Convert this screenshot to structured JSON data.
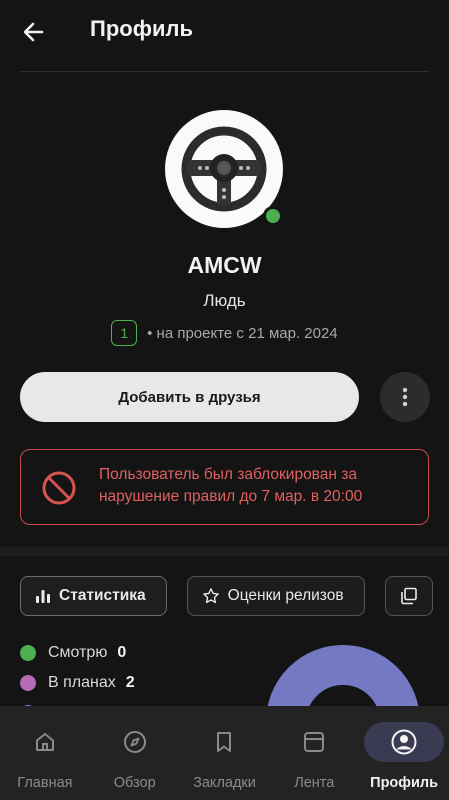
{
  "header": {
    "title": "Профиль"
  },
  "profile": {
    "username": "AMCW",
    "status": "Людь",
    "level": "1",
    "since": "• на проекте с 21 мар. 2024"
  },
  "actions": {
    "add_friend": "Добавить в друзья"
  },
  "ban_notice": {
    "text": "Пользователь был заблокирован за нарушение правил до 7 мар. в 20:00"
  },
  "tabs": [
    {
      "label": "Статистика",
      "icon": "bar-chart-icon",
      "active": true
    },
    {
      "label": "Оценки релизов",
      "icon": "star-icon",
      "active": false
    }
  ],
  "stats": [
    {
      "label": "Смотрю",
      "value": "0",
      "color": "#4caf50"
    },
    {
      "label": "В планах",
      "value": "2",
      "color": "#b56bb8"
    },
    {
      "label": "",
      "value": "",
      "color": "#7479c4"
    }
  ],
  "colors": {
    "accent_online": "#4caf50",
    "ban_red": "#d9534f",
    "donut": "#7479c4",
    "active_nav": "#3a3a52"
  },
  "nav": [
    {
      "label": "Главная",
      "icon": "home-icon",
      "active": false
    },
    {
      "label": "Обзор",
      "icon": "compass-icon",
      "active": false
    },
    {
      "label": "Закладки",
      "icon": "bookmark-icon",
      "active": false
    },
    {
      "label": "Лента",
      "icon": "feed-icon",
      "active": false
    },
    {
      "label": "Профиль",
      "icon": "profile-icon",
      "active": true
    }
  ]
}
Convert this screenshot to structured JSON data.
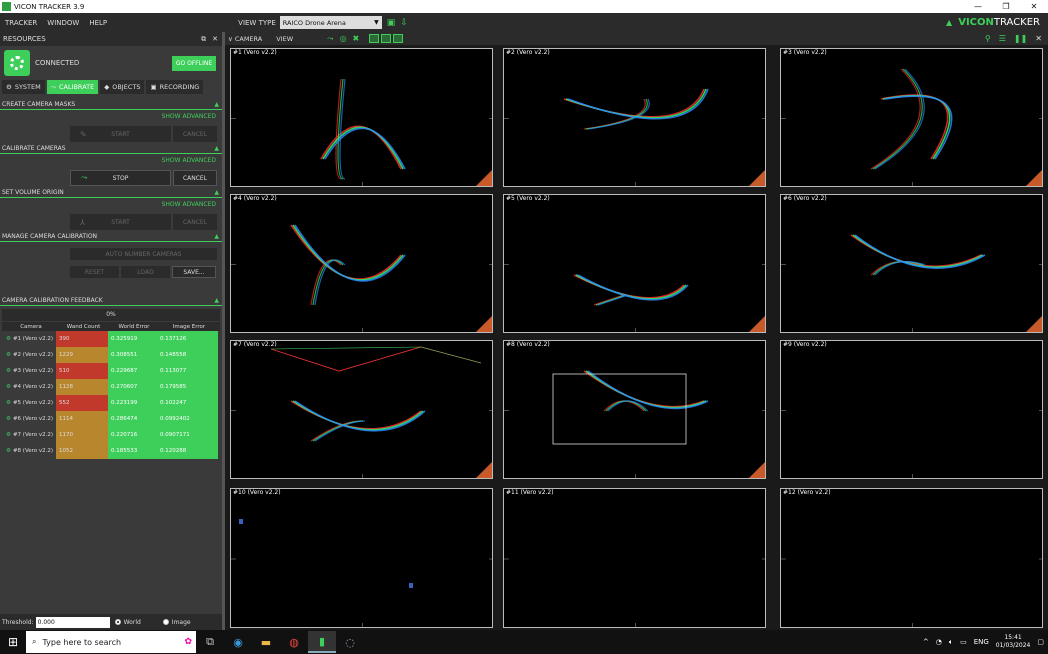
{
  "window": {
    "title": "VICON TRACKER 3.9",
    "minimize": "—",
    "maximize": "❐",
    "close": "✕"
  },
  "menu": {
    "tracker": "TRACKER",
    "window": "WINDOW",
    "help": "HELP",
    "view_type_label": "VIEW TYPE",
    "view_type_value": "RAICO Drone Arena",
    "logo": "VICON",
    "logo_b": "TRACKER"
  },
  "resources": {
    "title": "RESOURCES",
    "status": "CONNECTED",
    "go_offline": "GO OFFLINE",
    "tabs": [
      "SYSTEM",
      "CALIBRATE",
      "OBJECTS",
      "RECORDING"
    ],
    "sections": {
      "masks": {
        "title": "CREATE CAMERA MASKS",
        "show_advanced": "SHOW ADVANCED",
        "start": "START",
        "cancel": "CANCEL"
      },
      "calibrate": {
        "title": "CALIBRATE CAMERAS",
        "show_advanced": "SHOW ADVANCED",
        "stop": "STOP",
        "cancel": "CANCEL"
      },
      "origin": {
        "title": "SET VOLUME ORIGIN",
        "show_advanced": "SHOW ADVANCED",
        "start": "START",
        "cancel": "CANCEL"
      },
      "manage": {
        "title": "MANAGE CAMERA CALIBRATION",
        "auto_number": "AUTO NUMBER CAMERAS",
        "reset": "RESET",
        "load": "LOAD",
        "save": "SAVE..."
      },
      "feedback": {
        "title": "CAMERA CALIBRATION FEEDBACK",
        "progress": "0%"
      }
    },
    "table": {
      "headers": [
        "Camera",
        "Wand Count",
        "World Error",
        "Image Error"
      ],
      "rows": [
        {
          "camera": "#1 (Vero v2.2)",
          "wand": "390",
          "world": "0.325919",
          "image": "0.137126",
          "color": "#c0392b"
        },
        {
          "camera": "#2 (Vero v2.2)",
          "wand": "1229",
          "world": "0.308551",
          "image": "0.148558",
          "color": "#b8862c"
        },
        {
          "camera": "#3 (Vero v2.2)",
          "wand": "510",
          "world": "0.229687",
          "image": "0.113077",
          "color": "#c0392b"
        },
        {
          "camera": "#4 (Vero v2.2)",
          "wand": "1128",
          "world": "0.270607",
          "image": "0.179585",
          "color": "#b8862c"
        },
        {
          "camera": "#5 (Vero v2.2)",
          "wand": "552",
          "world": "0.223199",
          "image": "0.102247",
          "color": "#c0392b"
        },
        {
          "camera": "#6 (Vero v2.2)",
          "wand": "1114",
          "world": "0.286474",
          "image": "0.0992402",
          "color": "#b8862c"
        },
        {
          "camera": "#7 (Vero v2.2)",
          "wand": "1170",
          "world": "0.220716",
          "image": "0.0907171",
          "color": "#b8862c"
        },
        {
          "camera": "#8 (Vero v2.2)",
          "wand": "1052",
          "world": "0.185533",
          "image": "0.120288",
          "color": "#b8862c"
        }
      ]
    },
    "threshold": {
      "label": "Threshold:",
      "value": "0.000",
      "world": "World",
      "image": "Image"
    }
  },
  "camera_panel": {
    "toolbar_camera": "CAMERA",
    "toolbar_view": "VIEW"
  },
  "cameras": [
    "#1 (Vero v2.2)",
    "#2 (Vero v2.2)",
    "#3 (Vero v2.2)",
    "#4 (Vero v2.2)",
    "#5 (Vero v2.2)",
    "#6 (Vero v2.2)",
    "#7 (Vero v2.2)",
    "#8 (Vero v2.2)",
    "#9 (Vero v2.2)",
    "#10 (Vero v2.2)",
    "#11 (Vero v2.2)",
    "#12 (Vero v2.2)"
  ],
  "taskbar": {
    "search_placeholder": "Type here to search",
    "lang": "ENG",
    "time": "15:41",
    "date": "01/03/2024"
  }
}
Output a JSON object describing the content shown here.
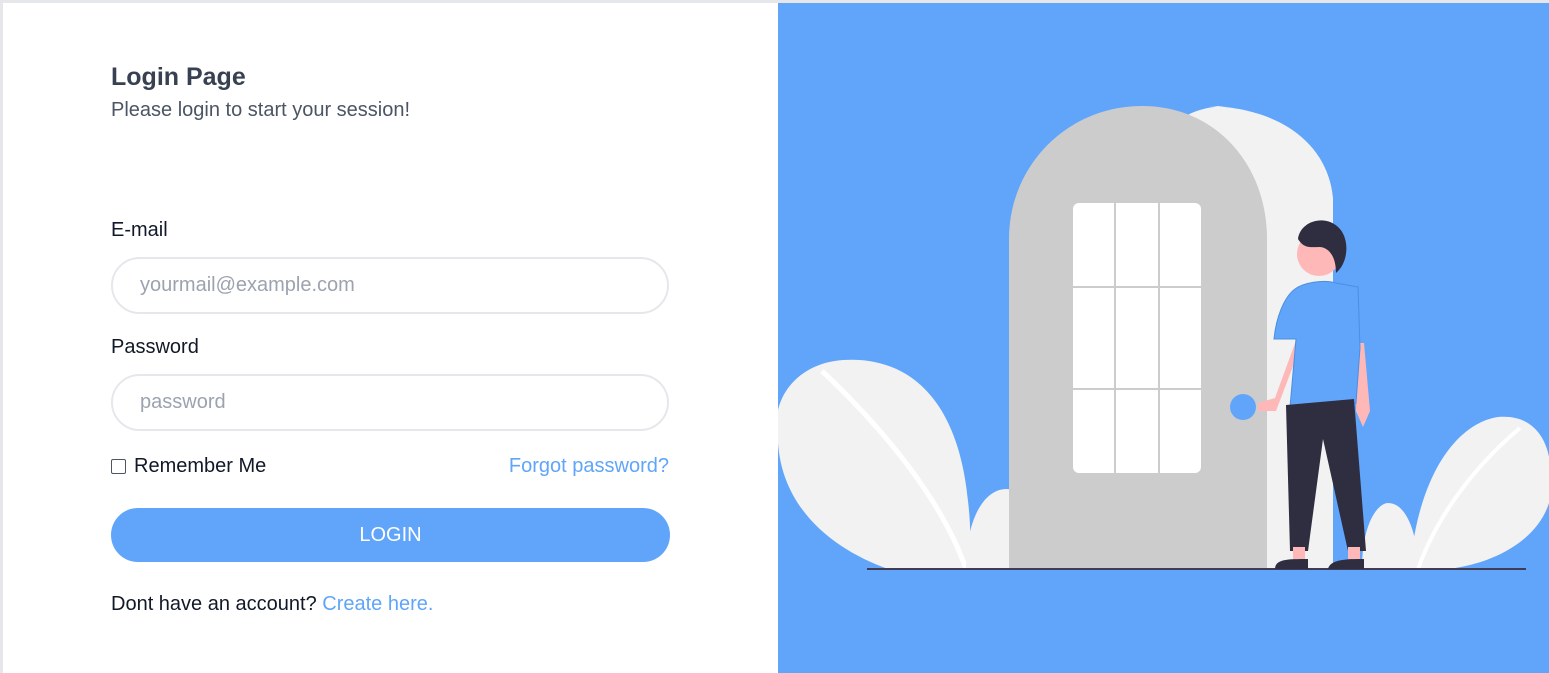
{
  "login": {
    "title": "Login Page",
    "subtitle": "Please login to start your session!",
    "email_label": "E-mail",
    "email_placeholder": "yourmail@example.com",
    "password_label": "Password",
    "password_placeholder": "password",
    "remember_label": "Remember Me",
    "remember_checked": false,
    "forgot_link": "Forgot password?",
    "login_button": "LOGIN",
    "signup_prompt": "Dont have an account?",
    "signup_link": "Create here."
  },
  "colors": {
    "accent": "#60a5fa",
    "title": "#374151",
    "subtitle": "#4b5563",
    "input_border": "#e5e7eb",
    "placeholder": "#9ca3af",
    "illustration_bg": "#60a5fa",
    "door": "#cccccc",
    "wall": "#f2f2f2",
    "person_pants": "#2f2e41",
    "person_skin": "#ffb8b8"
  },
  "illustration": {
    "icon": "door-person-illustration"
  }
}
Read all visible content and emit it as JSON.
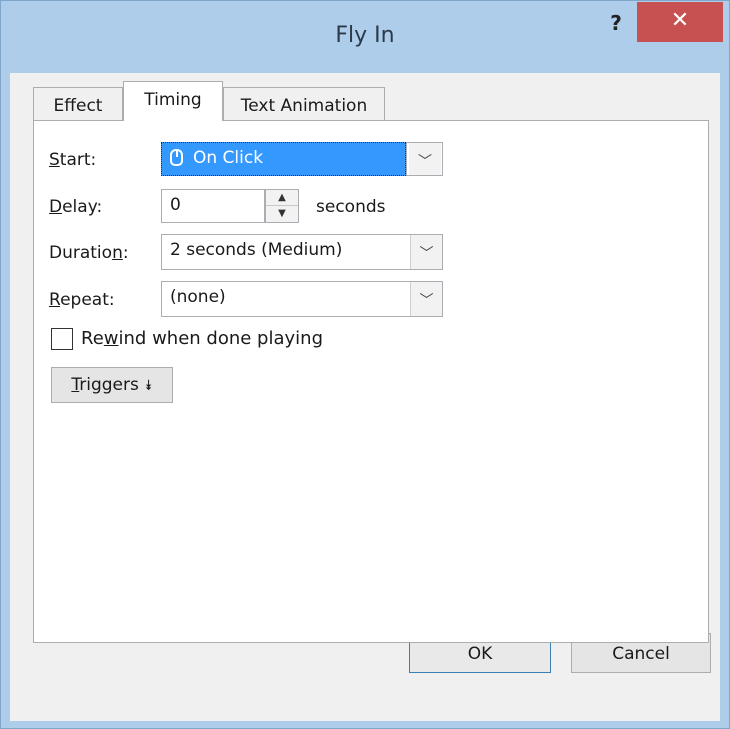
{
  "window": {
    "title": "Fly In",
    "help_glyph": "?",
    "close_glyph": "✕"
  },
  "tabs": [
    {
      "label": "Effect",
      "active": false
    },
    {
      "label": "Timing",
      "active": true
    },
    {
      "label": "Text Animation",
      "active": false
    }
  ],
  "timing": {
    "start": {
      "label_u": "S",
      "label_rest": "tart:",
      "value": "On Click",
      "icon": "mouse-icon"
    },
    "delay": {
      "label_u": "D",
      "label_rest": "elay:",
      "value": "0",
      "unit": "seconds"
    },
    "duration": {
      "label_pre": "Duratio",
      "label_u": "n",
      "label_post": ":",
      "value": "2 seconds (Medium)"
    },
    "repeat": {
      "label_u": "R",
      "label_rest": "epeat:",
      "value": "(none)"
    },
    "rewind": {
      "label_pre": "Re",
      "label_u": "w",
      "label_post": "ind when done playing",
      "checked": false
    },
    "triggers": {
      "label_u": "T",
      "label_rest": "riggers",
      "glyph": "⯯"
    }
  },
  "buttons": {
    "ok": "OK",
    "cancel": "Cancel"
  },
  "colors": {
    "frame": "#aecdea",
    "close": "#c75050",
    "selection": "#3399ff"
  }
}
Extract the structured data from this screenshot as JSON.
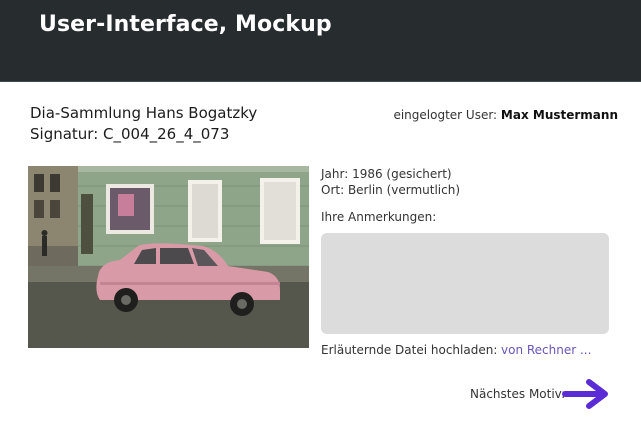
{
  "header": {
    "title": "User-Interface, Mockup"
  },
  "record": {
    "collection": "Dia-Sammlung Hans Bogatzky",
    "signature": "Signatur: C_004_26_4_073"
  },
  "user": {
    "prefix": "eingelogter User:",
    "name": "Max Mustermann"
  },
  "meta": {
    "year": "Jahr: 1986 (gesichert)",
    "place": "Ort: Berlin (vermutlich)"
  },
  "notes": {
    "label": "Ihre Anmerkungen:",
    "value": ""
  },
  "upload": {
    "label": "Erläuternde Datei hochladen:",
    "link": "von Rechner ..."
  },
  "navigation": {
    "next_label": "Nächstes Motiv:",
    "next_icon": "arrow-right-icon"
  },
  "colors": {
    "header_bg": "#272c2e",
    "accent": "#5b2bd6",
    "link": "#6a55b8",
    "notes_bg": "#dcdcdc"
  }
}
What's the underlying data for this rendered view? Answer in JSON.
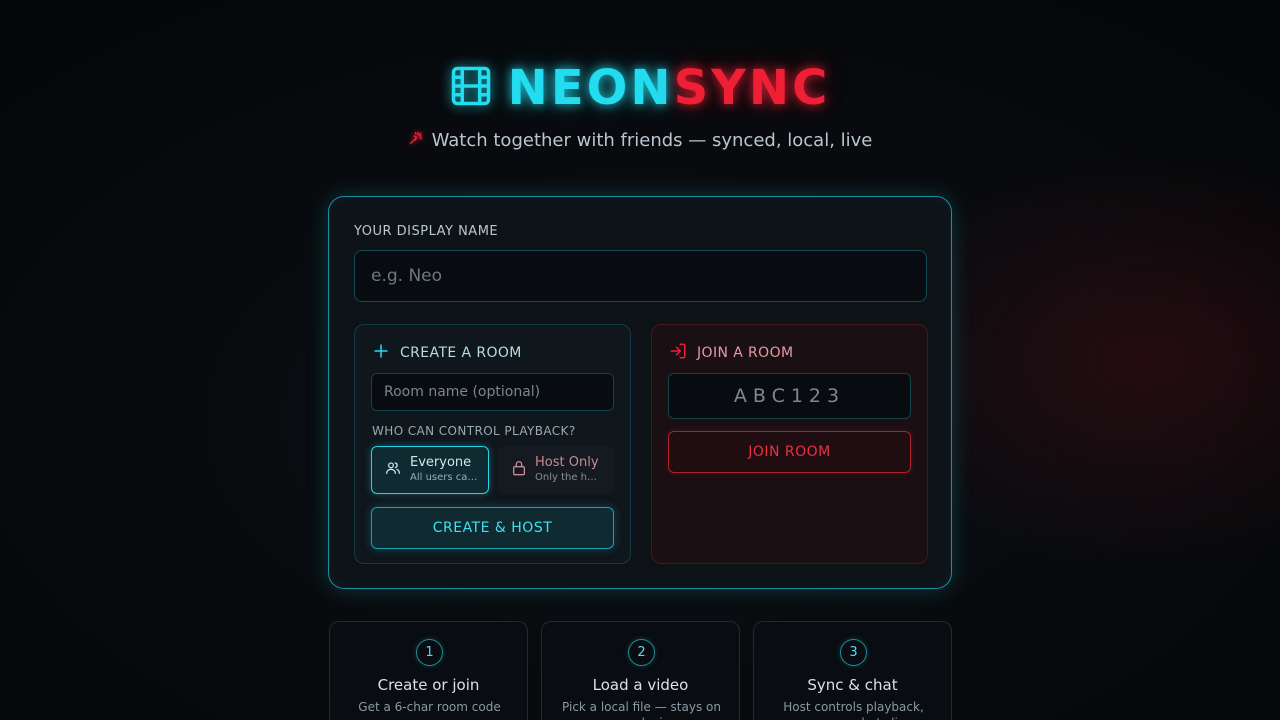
{
  "brand": {
    "part1": "NEON",
    "part2": "SYNC",
    "icon": "film-icon",
    "tagline": "Watch together with friends — synced, local, live",
    "tagline_icon": "sparkle-icon"
  },
  "colors": {
    "cyan": "#22dcef",
    "red": "#ef1f35",
    "background": "#07090c"
  },
  "form": {
    "display_name_label": "YOUR DISPLAY NAME",
    "display_name_placeholder": "e.g. Neo",
    "display_name_value": ""
  },
  "create": {
    "heading": "CREATE A ROOM",
    "heading_icon": "plus-icon",
    "room_name_placeholder": "Room name (optional)",
    "control_label": "WHO CAN CONTROL PLAYBACK?",
    "options": [
      {
        "title": "Everyone",
        "subtitle": "All users can...",
        "icon": "users-icon",
        "selected": true
      },
      {
        "title": "Host Only",
        "subtitle": "Only the hos...",
        "icon": "lock-icon",
        "selected": false
      }
    ],
    "button": "CREATE & HOST"
  },
  "join": {
    "heading": "JOIN A ROOM",
    "heading_icon": "log-in-icon",
    "code_placeholder": "ABC123",
    "button": "JOIN ROOM"
  },
  "steps": [
    {
      "num": "1",
      "title": "Create or join",
      "desc": "Get a 6-char room code"
    },
    {
      "num": "2",
      "title": "Load a video",
      "desc": "Pick a local file — stays on your device"
    },
    {
      "num": "3",
      "title": "Sync & chat",
      "desc": "Host controls playback, everyone chats live"
    }
  ]
}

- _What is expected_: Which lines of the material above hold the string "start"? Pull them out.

- _Exercise solution_:
        "start": "START",
        "start": "START",
    "subtitle": "Please login to start your session!",
    "start": {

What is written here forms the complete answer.